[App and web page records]
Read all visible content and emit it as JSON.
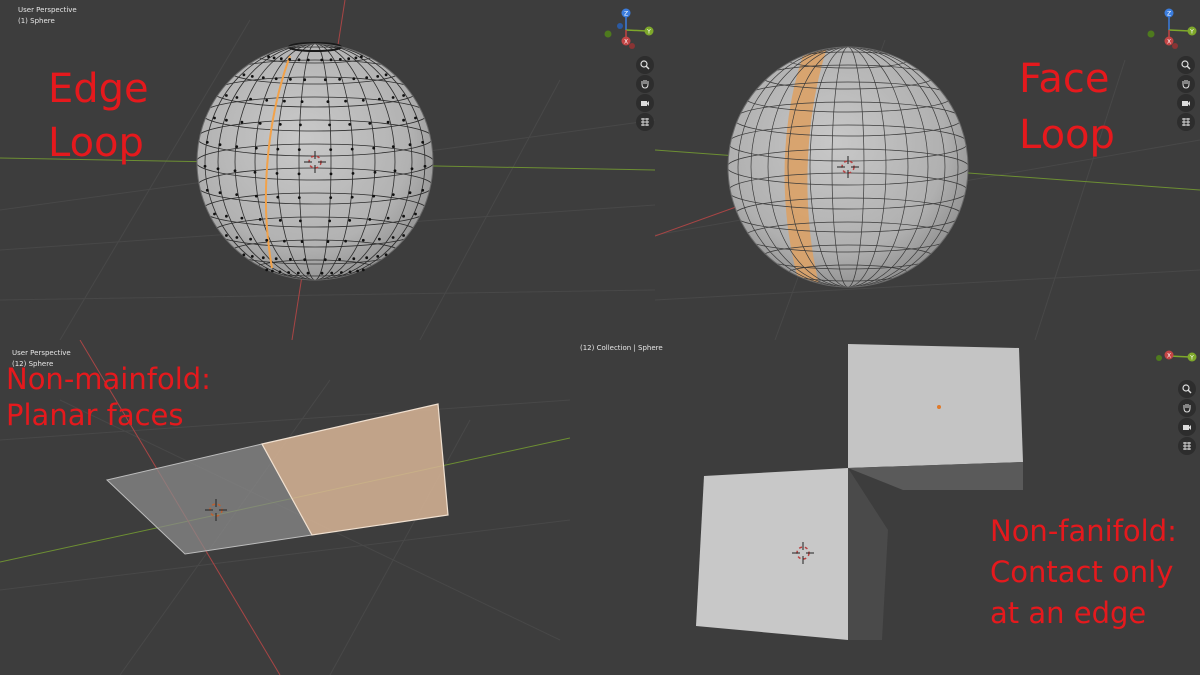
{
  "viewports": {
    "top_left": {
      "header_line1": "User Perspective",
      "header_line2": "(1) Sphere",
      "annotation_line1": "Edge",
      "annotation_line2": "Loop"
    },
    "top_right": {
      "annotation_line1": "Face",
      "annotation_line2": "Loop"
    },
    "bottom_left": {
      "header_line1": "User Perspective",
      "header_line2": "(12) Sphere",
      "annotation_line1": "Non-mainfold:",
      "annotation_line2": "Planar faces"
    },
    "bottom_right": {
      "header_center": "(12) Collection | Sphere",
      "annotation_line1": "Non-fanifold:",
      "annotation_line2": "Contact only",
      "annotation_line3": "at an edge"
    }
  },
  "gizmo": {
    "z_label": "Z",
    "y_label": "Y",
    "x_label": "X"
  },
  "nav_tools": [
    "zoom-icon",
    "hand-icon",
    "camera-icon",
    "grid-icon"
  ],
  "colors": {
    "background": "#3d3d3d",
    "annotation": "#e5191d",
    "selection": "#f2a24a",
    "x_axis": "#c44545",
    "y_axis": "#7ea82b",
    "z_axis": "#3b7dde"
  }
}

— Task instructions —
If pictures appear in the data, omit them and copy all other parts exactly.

— Answer for the task —
Read all visible content and emit it as JSON.
{
  "viewports": {
    "top_left": {
      "header_line1": "User Perspective",
      "header_line2": "(1) Sphere",
      "annotation_line1": "Edge",
      "annotation_line2": "Loop"
    },
    "top_right": {
      "annotation_line1": "Face",
      "annotation_line2": "Loop"
    },
    "bottom_left": {
      "header_line1": "User Perspective",
      "header_line2": "(12) Sphere",
      "annotation_line1": "Non-mainfold:",
      "annotation_line2": "Planar faces"
    },
    "bottom_right": {
      "header_center": "(12) Collection | Sphere",
      "annotation_line1": "Non-fanifold:",
      "annotation_line2": "Contact only",
      "annotation_line3": "at an edge"
    }
  },
  "gizmo": {
    "z_label": "Z",
    "y_label": "Y",
    "x_label": "X"
  },
  "nav_tools": [
    "zoom-icon",
    "hand-icon",
    "camera-icon",
    "grid-icon"
  ],
  "colors": {
    "background": "#3d3d3d",
    "annotation": "#e5191d",
    "selection": "#f2a24a",
    "x_axis": "#c44545",
    "y_axis": "#7ea82b",
    "z_axis": "#3b7dde"
  }
}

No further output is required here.